◆ WORK REQUIRED
What follows is a set of records; repeat them exactly, without the pictures.

◆ MATERIAL FOR THE TASK
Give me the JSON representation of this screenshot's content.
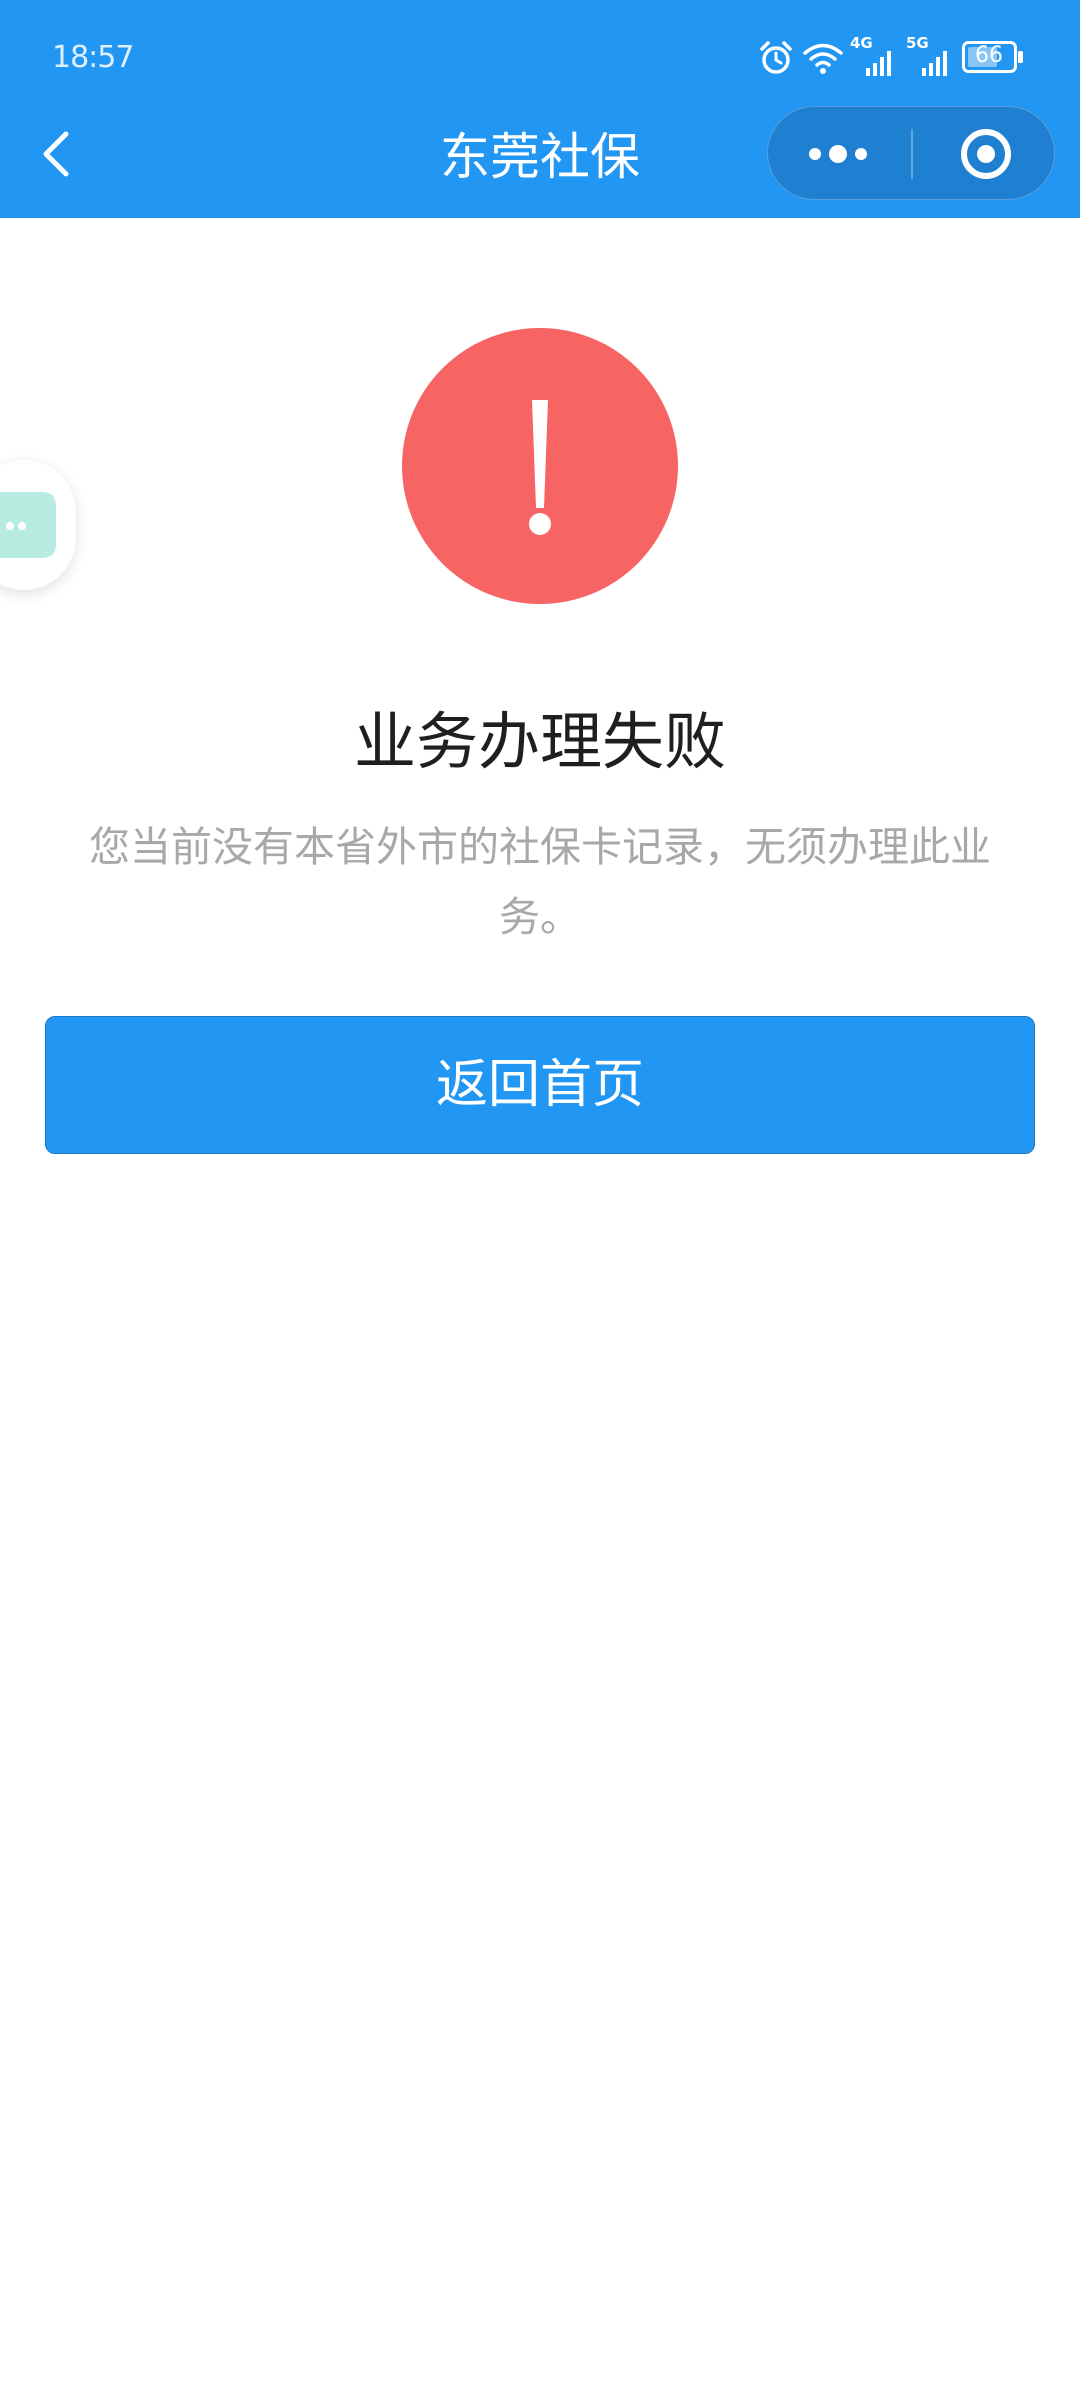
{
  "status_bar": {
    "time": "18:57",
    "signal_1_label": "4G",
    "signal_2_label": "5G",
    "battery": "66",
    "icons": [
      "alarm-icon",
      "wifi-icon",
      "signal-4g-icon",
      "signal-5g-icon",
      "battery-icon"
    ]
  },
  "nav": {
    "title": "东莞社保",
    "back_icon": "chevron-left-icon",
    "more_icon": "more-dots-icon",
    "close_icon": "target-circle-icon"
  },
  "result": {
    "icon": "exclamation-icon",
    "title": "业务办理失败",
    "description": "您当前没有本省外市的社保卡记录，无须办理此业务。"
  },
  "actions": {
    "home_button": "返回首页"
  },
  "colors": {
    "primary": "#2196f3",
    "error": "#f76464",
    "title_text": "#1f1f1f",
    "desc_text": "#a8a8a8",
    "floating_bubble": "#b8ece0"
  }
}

◆ ANSWER SPACE
Give me the JSON representation of this screenshot's content.
{
  "status_bar": {
    "time": "18:57",
    "signal_1_label": "4G",
    "signal_2_label": "5G",
    "battery": "66",
    "icons": [
      "alarm-icon",
      "wifi-icon",
      "signal-4g-icon",
      "signal-5g-icon",
      "battery-icon"
    ]
  },
  "nav": {
    "title": "东莞社保",
    "back_icon": "chevron-left-icon",
    "more_icon": "more-dots-icon",
    "close_icon": "target-circle-icon"
  },
  "result": {
    "icon": "exclamation-icon",
    "title": "业务办理失败",
    "description": "您当前没有本省外市的社保卡记录，无须办理此业务。"
  },
  "actions": {
    "home_button": "返回首页"
  },
  "colors": {
    "primary": "#2196f3",
    "error": "#f76464",
    "title_text": "#1f1f1f",
    "desc_text": "#a8a8a8",
    "floating_bubble": "#b8ece0"
  }
}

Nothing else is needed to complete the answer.